The Chinese wildlife trade is mired in long-held beliefs about the benefits of eating exotic and often endangered animals for good health. But the reality stands in stark contrast. The markets in China where live wild animals, including endangered species like pangolins, are bought and sold have often acted as petri dishes for the germination and spread of deadly diseases like Severe Acute Respiratory Syndrome (SARS) and the deadly bird flu, with each outbreak claiming hundreds of human victims.
Now, once again, China’s wildlife markets have spawned another global public health crisis with the deadly coronavirus, a pneumonia-like illness that has so far claimed nearly 80 human lives and sickened at least 2,700 more, providing more evidence than ever why the country needs to shut down its wildlife markets for good.
The threat has spread to several other nations outside China, including the United States, where five cases of the illness have been confirmed.
Reports coming out of China describe a nation in panic, its people angry over the government’s failure to act decisively to address the public health dimensions of the crisis.
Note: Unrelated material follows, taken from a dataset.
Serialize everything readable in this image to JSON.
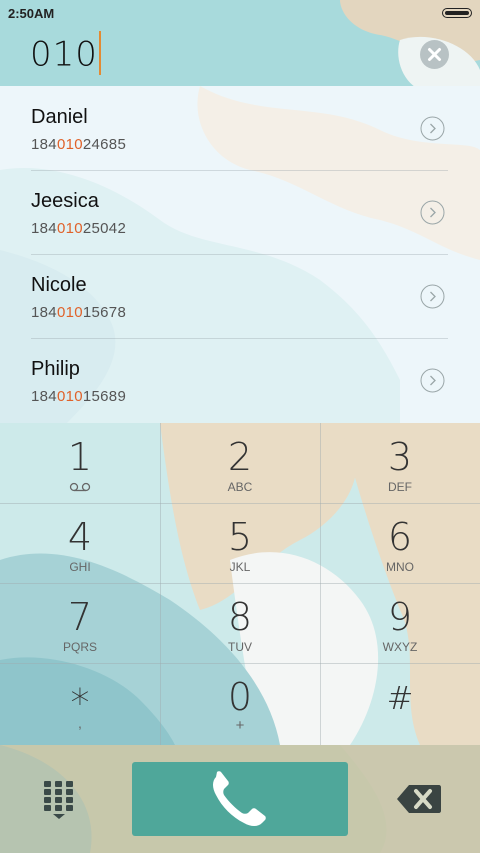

But it has also generated criticisms of the nation’s guarded efforts to end the wildlife trade despite the many deadly precedents of past scares.
“Chinese society is boiling with anger at wildlife policy failures,” says Humane Society International’s China policy specialist, Peter Li. “Social media is full of posts condemning the refusal to shut down the wildlife markets. This is the worst Chinese New Year in China’s recent history.”
Nearly two weeks after the world heard of this new coronavirus, China took a decisive step by announcing a temporary ban on all wildlife markets, as well as wildlife transport and online wildlife trade, in the interests of its citizens’ health and safety, and in the interests of safeguarding public health worldwide. According to the Washington Post, in a commentary published Friday, state China Central Television condemned the consumption of wild animals and called the new coronavirus a “game meat virus.” It also took to task those “who love to eat, poach, and trade wild animals.”
But censure and temporary bans are not enough; China needs to act firmly to end all wildlife markets for good, in the interests of its citizens’ health and safety, and in the interests of safeguarding public health worldwide. Part of this involves educating people about the dangers of consuming wild animals.
China needs to act firmly to end all wildlife markets for good, in the interests of its citizens’ health and safety, and in the interests of safeguarding public health worldwide.
The virus is said to have originated at the Huanan Wholesale Seafood Market in the city of Wuhan, where vendors were selling animals, including live cats and dogs, turtles, snakes, rats, hedgehogs and marmots. Menus and signboards posted online also listed foxes, wolf cubs, monkeys and masked palm civets, among other animals. These wildlife markets are filthy, crowded places where animals are displayed alive in small cages. Once purchased, they are often slaughtered on site, creating not just a human health hazard but also an animal welfare nightmare.
Many of the animals traded and killed at the markets are threatened with extinction. In fact, global wildlife experts say trade in live wild animals is one of the biggest threats to the survival of several species. And while China may be in the news right now, such trade is not limited to one country—it happens globally, and even right here, in the United States, where diseases like salmonellosis, food poisoning caused by bacteria, have spread to humans from pet reptiles.
The last time China made an effort to close down its wildlife markets was after the SARS outbreak some 17 years ago in 2003, although that effort ceased about six months later. HSI is supportive of the Chinese government making the wildlife trade ban a permanent policy. China has shown great resolve in recent years in ending the unnecessary exploitation of wildlife, most notably by cracking down on the ivory trade. We hope that this latest outbreak, and the havoc it has caused, will inspire the government to act just as decisively to end the country’s wildlife markets. For the people of China, and the world, an ounce of prevention, in this case, would certainly be worth much more than a pound of cure.